Quote Originally Posted by akshaydhavle View Post
I was trying out split development. I didn't have any Metol to and I remembered reading in "The Print" that dektol beyond 1:4 acts as a low contrast developer. So I mixed Dektol 1:2 for high contrast and 1:9 for low contrast.

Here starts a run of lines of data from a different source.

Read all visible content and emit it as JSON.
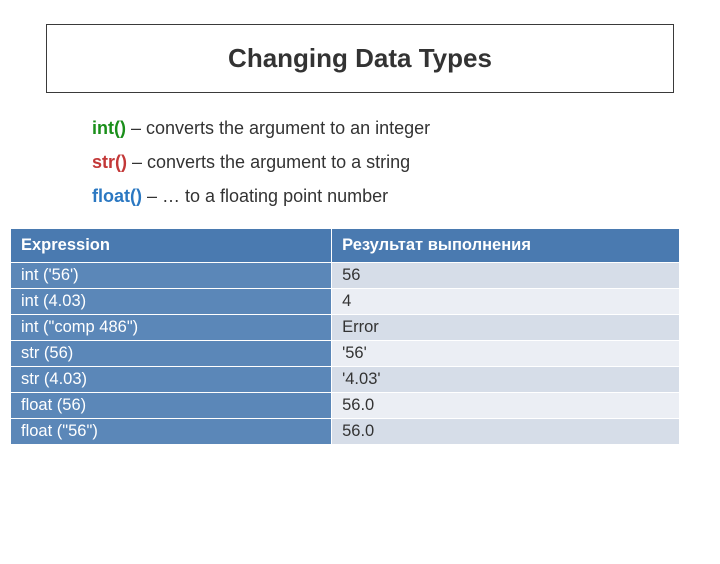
{
  "title": "Changing Data Types",
  "defs": {
    "int": {
      "fn": "int()",
      "desc": " – converts the argument to an integer"
    },
    "str": {
      "fn": "str()",
      "desc": " – converts the argument to a string"
    },
    "float": {
      "fn": "float()",
      "desc": " – … to a floating point number"
    }
  },
  "table": {
    "headers": {
      "expr": "Expression",
      "res": "Результат выполнения"
    },
    "rows": [
      {
        "expr": "int ('56')",
        "res": "56"
      },
      {
        "expr": "int (4.03)",
        "res": "4"
      },
      {
        "expr": "int (\"comp 486\")",
        "res": "Error"
      },
      {
        "expr": "str (56)",
        "res": "'56'"
      },
      {
        "expr": "str (4.03)",
        "res": "'4.03'"
      },
      {
        "expr": "float (56)",
        "res": "56.0"
      },
      {
        "expr": "float (\"56\")",
        "res": "56.0"
      }
    ]
  }
}
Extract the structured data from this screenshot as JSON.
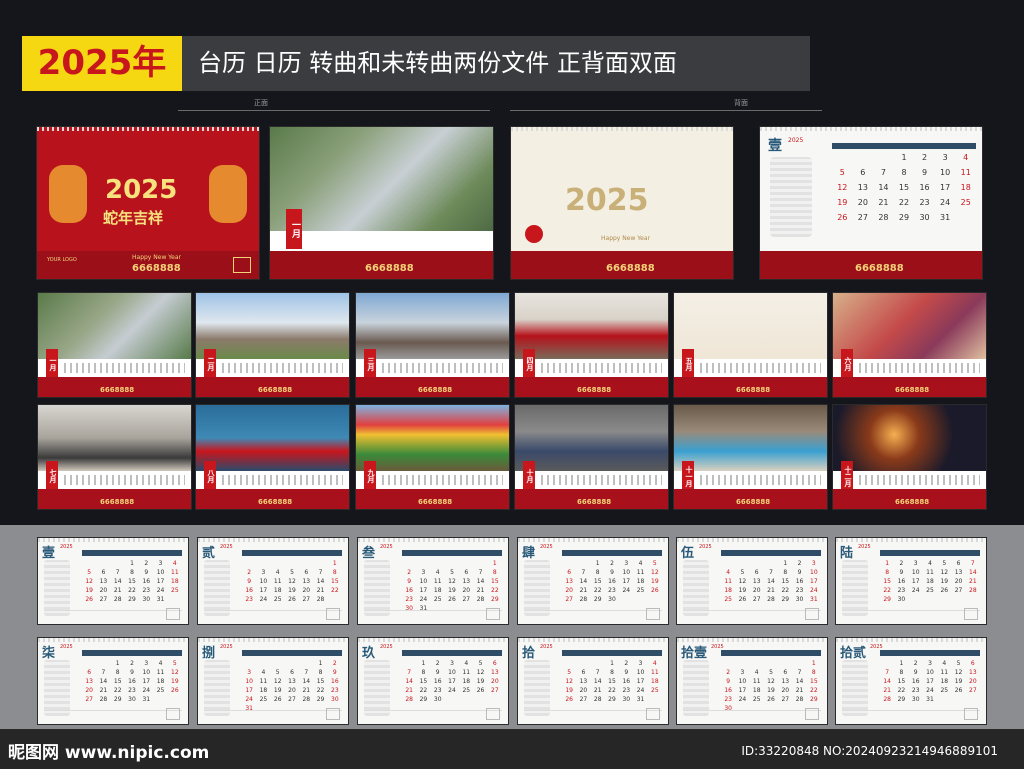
{
  "header": {
    "year": "2025年",
    "title": "台历 日历 转曲和未转曲两份文件 正背面双面",
    "label_front": "正面",
    "label_back": "背面"
  },
  "cover": {
    "year": "2025",
    "blessing": "蛇年吉祥",
    "greeting": "Happy New Year",
    "phone": "6668888",
    "logo": "YOUR LOGO"
  },
  "back_cover": {
    "year": "2025",
    "greeting": "Happy New Year"
  },
  "front_months": [
    {
      "tag": "一月",
      "theme": "aerial"
    },
    {
      "tag": "二月",
      "theme": "building"
    },
    {
      "tag": "三月",
      "theme": "mall"
    },
    {
      "tag": "四月",
      "theme": "sofa"
    },
    {
      "tag": "五月",
      "theme": "floorplan"
    },
    {
      "tag": "六月",
      "theme": "shopping"
    },
    {
      "tag": "七月",
      "theme": "interior"
    },
    {
      "tag": "八月",
      "theme": "ferris"
    },
    {
      "tag": "九月",
      "theme": "kite"
    },
    {
      "tag": "十月",
      "theme": "art"
    },
    {
      "tag": "十一月",
      "theme": "pool"
    },
    {
      "tag": "十二月",
      "theme": "sparkler"
    }
  ],
  "back_months": [
    {
      "num": "壹",
      "start": 3,
      "days": 31
    },
    {
      "num": "贰",
      "start": 6,
      "days": 28
    },
    {
      "num": "叁",
      "start": 6,
      "days": 31
    },
    {
      "num": "肆",
      "start": 2,
      "days": 30
    },
    {
      "num": "伍",
      "start": 4,
      "days": 31
    },
    {
      "num": "陆",
      "start": 0,
      "days": 30
    },
    {
      "num": "柒",
      "start": 2,
      "days": 31
    },
    {
      "num": "捌",
      "start": 5,
      "days": 31
    },
    {
      "num": "玖",
      "start": 1,
      "days": 30
    },
    {
      "num": "拾",
      "start": 3,
      "days": 31
    },
    {
      "num": "拾壹",
      "start": 6,
      "days": 30
    },
    {
      "num": "拾贰",
      "start": 1,
      "days": 31
    }
  ],
  "jan_back_grid": {
    "num": "壹",
    "year": "2025",
    "start": 3,
    "days": 31
  },
  "small_year": "2025",
  "watermark": {
    "site": "昵图网 www.nipic.com",
    "id": "ID:33220848 NO:20240923214946889101"
  }
}
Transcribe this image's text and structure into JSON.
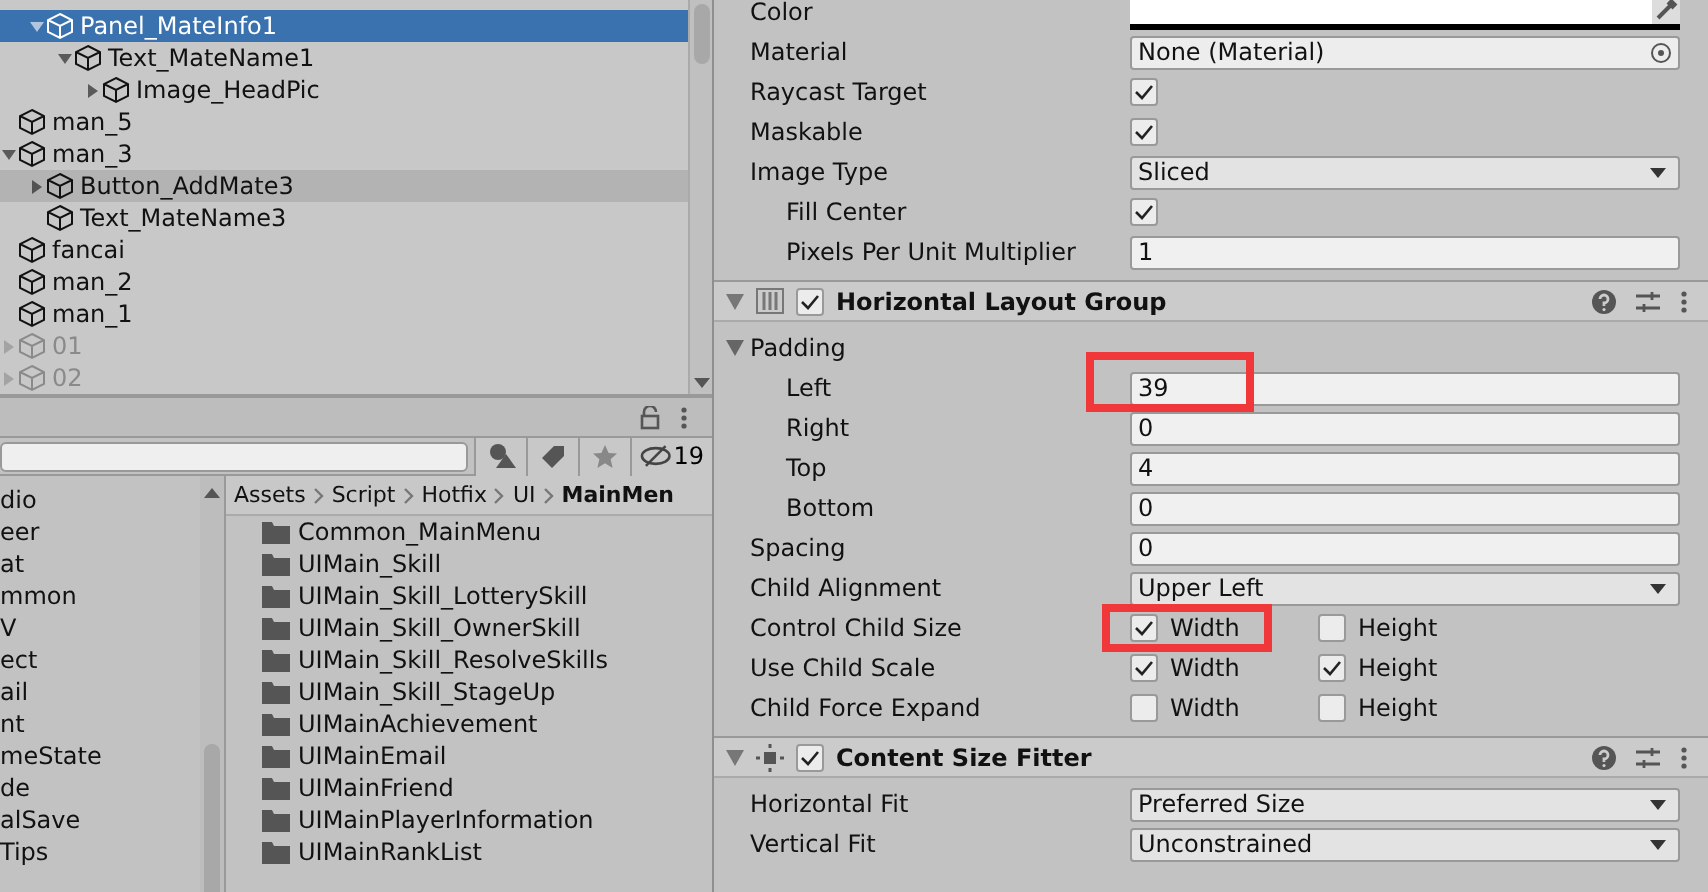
{
  "hierarchy": {
    "partial_branch": [
      {
        "name": "Panel_MateInfo1",
        "selected": true,
        "hovered": false,
        "disabled": false,
        "expanded": true,
        "children": [
          {
            "name": "Text_MateName1",
            "selected": false,
            "hovered": false,
            "disabled": false,
            "expanded": true,
            "children": [
              {
                "name": "Image_HeadPic",
                "selected": false,
                "hovered": false,
                "disabled": false,
                "expanded": false
              }
            ]
          }
        ]
      }
    ],
    "items": [
      {
        "name": "man_5",
        "selected": false,
        "hovered": false,
        "disabled": false
      },
      {
        "name": "man_3",
        "selected": false,
        "hovered": false,
        "disabled": false,
        "expanded": true,
        "children": [
          {
            "name": "Button_AddMate3",
            "selected": false,
            "hovered": true,
            "disabled": false,
            "expanded": false
          },
          {
            "name": "Text_MateName3",
            "selected": false,
            "hovered": false,
            "disabled": false
          }
        ]
      },
      {
        "name": "fancai",
        "selected": false,
        "hovered": false,
        "disabled": false
      },
      {
        "name": "man_2",
        "selected": false,
        "hovered": false,
        "disabled": false
      },
      {
        "name": "man_1",
        "selected": false,
        "hovered": false,
        "disabled": false
      },
      {
        "name": "01",
        "selected": false,
        "hovered": false,
        "disabled": true,
        "expanded": false
      },
      {
        "name": "02",
        "selected": false,
        "hovered": false,
        "disabled": true,
        "expanded": false
      }
    ]
  },
  "project": {
    "hidden_count": "19",
    "folder_tree": [
      "dio",
      "eer",
      "at",
      "mmon",
      "V",
      "ect",
      "ail",
      "nt",
      "meState",
      "de",
      "alSave",
      "Tips"
    ],
    "breadcrumb": [
      "Assets",
      "Script",
      "Hotfix",
      "UI",
      "MainMen"
    ],
    "folders": [
      "Common_MainMenu",
      "UIMain_Skill",
      "UIMain_Skill_LotterySkill",
      "UIMain_Skill_OwnerSkill",
      "UIMain_Skill_ResolveSkills",
      "UIMain_Skill_StageUp",
      "UIMainAchievement",
      "UIMainEmail",
      "UIMainFriend",
      "UIMainPlayerInformation",
      "UIMainRankList"
    ]
  },
  "inspector": {
    "image_rows": [
      {
        "kind": "color",
        "label": "Color"
      },
      {
        "kind": "object",
        "label": "Material",
        "value": "None (Material)"
      },
      {
        "kind": "checkbox",
        "label": "Raycast Target",
        "checked": true
      },
      {
        "kind": "checkbox",
        "label": "Maskable",
        "checked": true
      },
      {
        "kind": "dropdown",
        "label": "Image Type",
        "value": "Sliced",
        "children": [
          {
            "kind": "checkbox",
            "label": "Fill Center",
            "checked": true
          },
          {
            "kind": "number",
            "label": "Pixels Per Unit Multiplier",
            "value": "1"
          }
        ]
      }
    ],
    "components": [
      {
        "title": "Horizontal Layout Group",
        "enabled": true,
        "rows": [
          {
            "kind": "foldout",
            "label": "Padding",
            "expanded": true,
            "children": [
              {
                "kind": "number",
                "label": "Left",
                "value": "39",
                "annotated": true
              },
              {
                "kind": "number",
                "label": "Right",
                "value": "0"
              },
              {
                "kind": "number",
                "label": "Top",
                "value": "4"
              },
              {
                "kind": "number",
                "label": "Bottom",
                "value": "0"
              }
            ]
          },
          {
            "kind": "number",
            "label": "Spacing",
            "value": "0"
          },
          {
            "kind": "dropdown",
            "label": "Child Alignment",
            "value": "Upper Left"
          },
          {
            "kind": "pair",
            "label": "Control Child Size",
            "options": [
              {
                "label": "Width",
                "checked": true,
                "annotated": true
              },
              {
                "label": "Height",
                "checked": false
              }
            ]
          },
          {
            "kind": "pair",
            "label": "Use Child Scale",
            "options": [
              {
                "label": "Width",
                "checked": true
              },
              {
                "label": "Height",
                "checked": true
              }
            ]
          },
          {
            "kind": "pair",
            "label": "Child Force Expand",
            "options": [
              {
                "label": "Width",
                "checked": false
              },
              {
                "label": "Height",
                "checked": false
              }
            ]
          }
        ]
      },
      {
        "title": "Content Size Fitter",
        "enabled": true,
        "rows": [
          {
            "kind": "dropdown",
            "label": "Horizontal Fit",
            "value": "Preferred Size"
          },
          {
            "kind": "dropdown",
            "label": "Vertical Fit",
            "value": "Unconstrained"
          }
        ]
      }
    ]
  }
}
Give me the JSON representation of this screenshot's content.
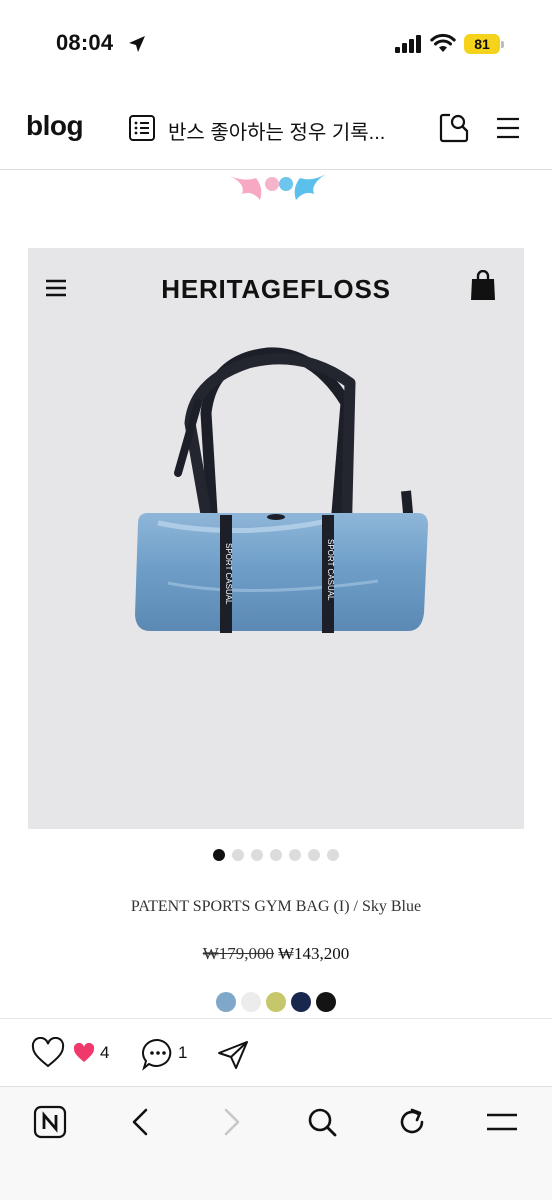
{
  "status_bar": {
    "time": "08:04",
    "battery": "81"
  },
  "header": {
    "logo": "blog",
    "title": "반스 좋아하는 정우 기록..."
  },
  "shop": {
    "brand": "HERITAGEFLOSS",
    "product_name": "PATENT SPORTS GYM BAG (I) / Sky Blue",
    "price_original": "₩179,000",
    "price_sale": "₩143,200",
    "strap_text": "SPORT CASUAL",
    "carousel_total": 7,
    "carousel_active": 1,
    "colors": [
      "#7ea7c9",
      "#ececec",
      "#c6c66a",
      "#18274d",
      "#141414"
    ]
  },
  "reactions": {
    "like_count": "4",
    "comment_count": "1"
  },
  "icons": [
    "location-arrow-icon",
    "signal-icon",
    "wifi-icon",
    "battery-icon",
    "list-icon",
    "search-icon",
    "menu-icon",
    "hamburger-icon",
    "shopping-bag-icon",
    "heart-icon",
    "comment-icon",
    "share-icon",
    "naver-icon",
    "back-icon",
    "forward-icon",
    "refresh-icon"
  ]
}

What I found was that the 1:9 Dektol just acts slower but effectively reaches the same level of contrast given enough time. But the more interesting thing was that I got perfectly smooth tones where the same paper with the same exposure in Dektol 1:2 showed grain! This seems especially true with Zone III OR IV areas.
This really just won't work for split developing, as you found out. Dektol 1+9 is just a slow working higher-contrast developer, not really a low-contrast developer. If you want to experiment with split developing (a technique I still use a lot on graded papers) get yourself some Selectol Soft or mix some Ansco 120 or the like for the low-contrast component. The Beer's formula that AA used works well too, but I tend to just vary times in the low-contrast and high-contrast developer to achieve the desired result (e.g. 1'30" in Selectol Soft, 1' Dektol).

I can't explain the difference in smoothness of tones you observed. It might be interesting to do some experiments along this line... when I get back to my darkroom this next summer.

Best,

Doremus

www.DoremusScudder